## [Problem details]
Check every line below for the word "icon" and copy the ones that have it.

## [Data listing]
:::::

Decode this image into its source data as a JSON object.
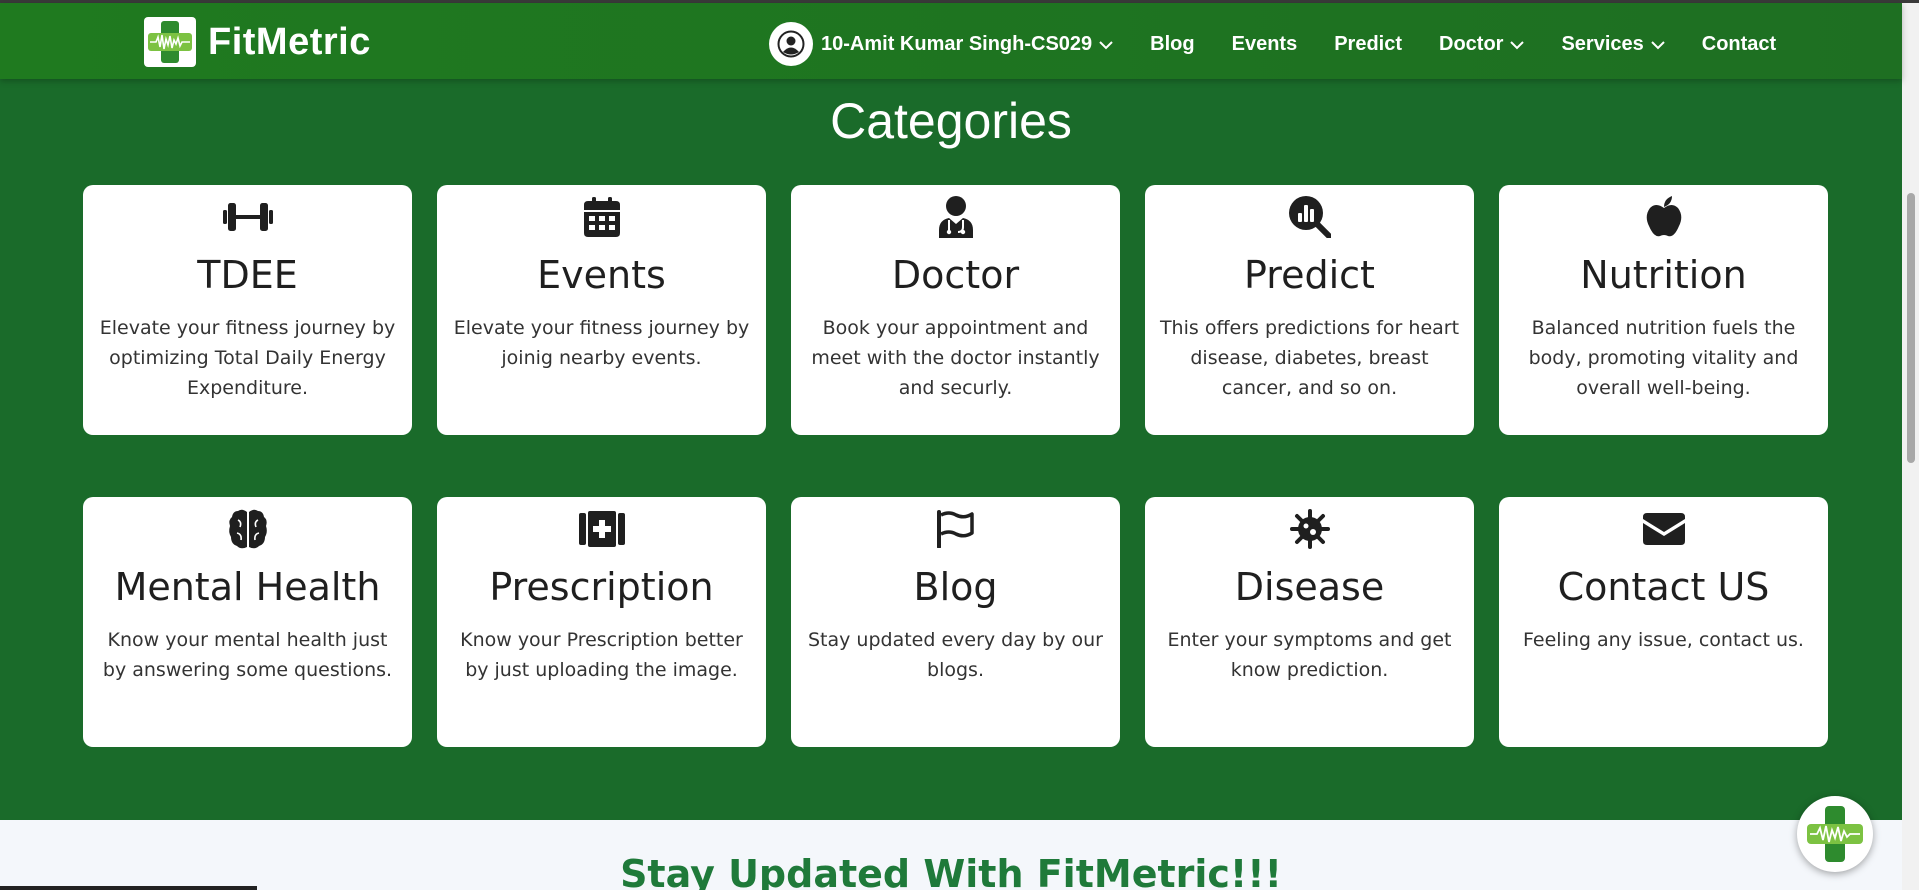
{
  "brand": {
    "name": "FitMetric",
    "logo_icon": "health-cross-heartbeat-icon"
  },
  "nav": {
    "user": "10-Amit Kumar Singh-CS029",
    "items": [
      {
        "label": "Blog"
      },
      {
        "label": "Events"
      },
      {
        "label": "Predict"
      },
      {
        "label": "Doctor"
      },
      {
        "label": "Services"
      },
      {
        "label": "Contact"
      }
    ]
  },
  "section": {
    "title": "Categories"
  },
  "cards": [
    {
      "icon": "dumbbell-icon",
      "title": "TDEE",
      "desc": "Elevate your fitness journey by optimizing Total Daily Energy Expenditure."
    },
    {
      "icon": "calendar-icon",
      "title": "Events",
      "desc": "Elevate your fitness journey by joinig nearby events."
    },
    {
      "icon": "doctor-icon",
      "title": "Doctor",
      "desc": "Book your appointment and meet with the doctor instantly and securly."
    },
    {
      "icon": "magnifier-chart-icon",
      "title": "Predict",
      "desc": "This offers predictions for heart disease, diabetes, breast cancer, and so on."
    },
    {
      "icon": "apple-icon",
      "title": "Nutrition",
      "desc": "Balanced nutrition fuels the body, promoting vitality and overall well-being."
    },
    {
      "icon": "brain-icon",
      "title": "Mental Health",
      "desc": "Know your mental health just by answering some questions."
    },
    {
      "icon": "medical-kit-icon",
      "title": "Prescription",
      "desc": "Know your Prescription better by just uploading the image."
    },
    {
      "icon": "flag-icon",
      "title": "Blog",
      "desc": "Stay updated every day by our blogs."
    },
    {
      "icon": "virus-icon",
      "title": "Disease",
      "desc": "Enter your symptoms and get know prediction."
    },
    {
      "icon": "envelope-icon",
      "title": "Contact US",
      "desc": "Feeling any issue, contact us."
    }
  ],
  "lower": {
    "title": "Stay Updated With FitMetric!!!"
  },
  "colors": {
    "background": "#1a6b2a",
    "navbar": "#1f7a1f",
    "card": "#ffffff",
    "accent": "#7cc242"
  }
}
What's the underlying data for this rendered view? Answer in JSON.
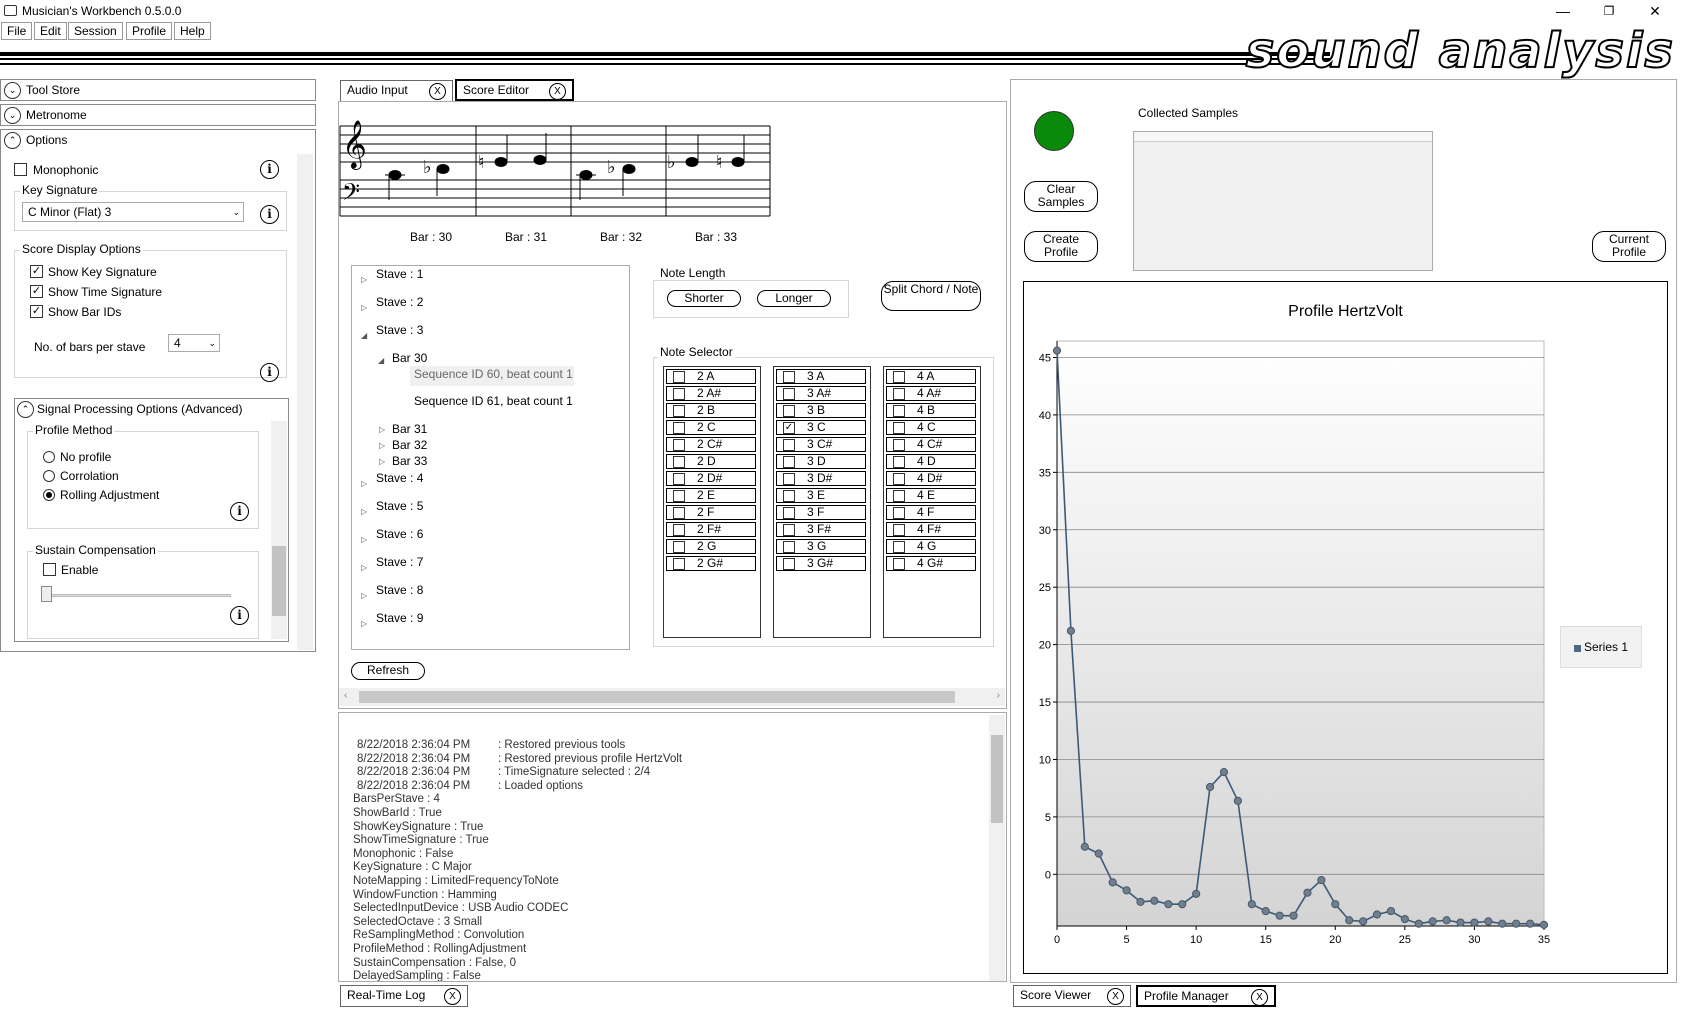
{
  "window": {
    "title": "Musician's Workbench 0.5.0.0",
    "minimize": "—",
    "maximize": "❐",
    "close": "✕"
  },
  "menu": [
    "File",
    "Edit",
    "Session",
    "Profile",
    "Help"
  ],
  "brand": "sound analysis",
  "left": {
    "tool_store": "Tool Store",
    "metronome": "Metronome",
    "options": "Options",
    "monophonic": "Monophonic",
    "key_signature_label": "Key Signature",
    "key_signature_value": "C Minor (Flat)  3",
    "score_display_label": "Score Display Options",
    "show_key_sig": "Show Key Signature",
    "show_time_sig": "Show Time Signature",
    "show_bar_ids": "Show Bar IDs",
    "bars_per_stave_label": "No. of bars per stave",
    "bars_per_stave_value": "4",
    "signal_processing": "Signal Processing Options (Advanced)",
    "profile_method": "Profile Method",
    "radios": [
      "No profile",
      "Corrolation",
      "Rolling Adjustment"
    ],
    "radio_selected": 2,
    "sustain": "Sustain Compensation",
    "enable": "Enable"
  },
  "tabs": {
    "audio_input": "Audio Input",
    "score_editor": "Score Editor",
    "real_time_log": "Real-Time Log",
    "score_viewer": "Score Viewer",
    "profile_manager": "Profile Manager",
    "close": "X"
  },
  "score": {
    "bars": [
      "Bar : 30",
      "Bar : 31",
      "Bar : 32",
      "Bar : 33"
    ]
  },
  "tree": {
    "staves": [
      "Stave : 1",
      "Stave : 2",
      "Stave : 3",
      "Stave : 4",
      "Stave : 5",
      "Stave : 6",
      "Stave : 7",
      "Stave : 8",
      "Stave : 9"
    ],
    "bar30": "Bar 30",
    "seq60": "Sequence ID 60, beat count 1",
    "seq61": "Sequence ID 61, beat count 1",
    "bars": [
      "Bar 31",
      "Bar 32",
      "Bar 33"
    ]
  },
  "note_length": {
    "label": "Note Length",
    "shorter": "Shorter",
    "longer": "Longer"
  },
  "split": "Split Chord / Note",
  "note_selector": {
    "label": "Note Selector",
    "names": [
      "A",
      "A#",
      "B",
      "C",
      "C#",
      "D",
      "D#",
      "E",
      "F",
      "F#",
      "G",
      "G#"
    ],
    "octaves": [
      "2",
      "3",
      "4"
    ],
    "checked": "3 C"
  },
  "refresh": "Refresh",
  "log": {
    "entries": [
      {
        "time": "8/22/2018 2:36:04 PM",
        "msg": ": Restored previous tools"
      },
      {
        "time": "8/22/2018 2:36:04 PM",
        "msg": ": Restored previous profile HertzVolt"
      },
      {
        "time": "8/22/2018 2:36:04 PM",
        "msg": ": TimeSignature selected :  2/4"
      },
      {
        "time": "8/22/2018 2:36:04 PM",
        "msg": ": Loaded options"
      }
    ],
    "lines": [
      "BarsPerStave : 4",
      "ShowBarId : True",
      "ShowKeySignature : True",
      "ShowTimeSignature : True",
      "Monophonic : False",
      "KeySignature : C Major",
      "NoteMapping : LimitedFrequencyToNote",
      "WindowFunction : Hamming",
      "SelectedInputDevice : USB Audio CODEC",
      "SelectedOctave : 3  Small",
      "ReSamplingMethod : Convolution",
      "ProfileMethod : RollingAdjustment",
      "SustainCompensation : False, 0",
      "DelayedSampling : False"
    ]
  },
  "profile": {
    "collected_samples": "Collected Samples",
    "clear": "Clear Samples",
    "create": "Create Profile",
    "current": "Current Profile",
    "status_color": "#0a8a0a"
  },
  "chart_data": {
    "type": "line",
    "title": "Profile HertzVolt",
    "legend": [
      "Series 1"
    ],
    "legend_position": "right",
    "x": [
      0,
      1,
      2,
      3,
      4,
      5,
      6,
      7,
      8,
      9,
      10,
      11,
      12,
      13,
      14,
      15,
      16,
      17,
      18,
      19,
      20,
      21,
      22,
      23,
      24,
      25,
      26,
      27,
      28,
      29,
      30,
      31,
      32,
      33,
      34,
      35
    ],
    "series": [
      {
        "name": "Series 1",
        "values": [
          45.6,
          21.2,
          2.4,
          1.8,
          -0.7,
          -1.4,
          -2.4,
          -2.3,
          -2.6,
          -2.6,
          -1.7,
          7.6,
          8.9,
          6.4,
          -2.6,
          -3.2,
          -3.6,
          -3.6,
          -1.6,
          -0.5,
          -2.6,
          -4.0,
          -4.1,
          -3.5,
          -3.2,
          -3.9,
          -4.3,
          -4.1,
          -4.0,
          -4.2,
          -4.2,
          -4.1,
          -4.3,
          -4.3,
          -4.3,
          -4.4
        ]
      }
    ],
    "xticks": [
      0,
      5,
      10,
      15,
      20,
      25,
      30,
      35
    ],
    "yticks": [
      0,
      5,
      10,
      15,
      20,
      25,
      30,
      35,
      40,
      45
    ],
    "xlim": [
      0,
      35
    ],
    "ylim": [
      -4.5,
      46
    ],
    "grid": true
  }
}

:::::

## [Answer to this problem]
    "logo_icon": "health-cross-heartbeat-icon"
      "icon": "dumbbell-icon",
      "icon": "calendar-icon",
      "icon": "doctor-icon",
      "icon": "magnifier-chart-icon",
      "icon": "apple-icon",
      "icon": "brain-icon",
      "icon": "medical-kit-icon",
      "icon": "flag-icon",
      "icon": "virus-icon",
      "icon": "envelope-icon",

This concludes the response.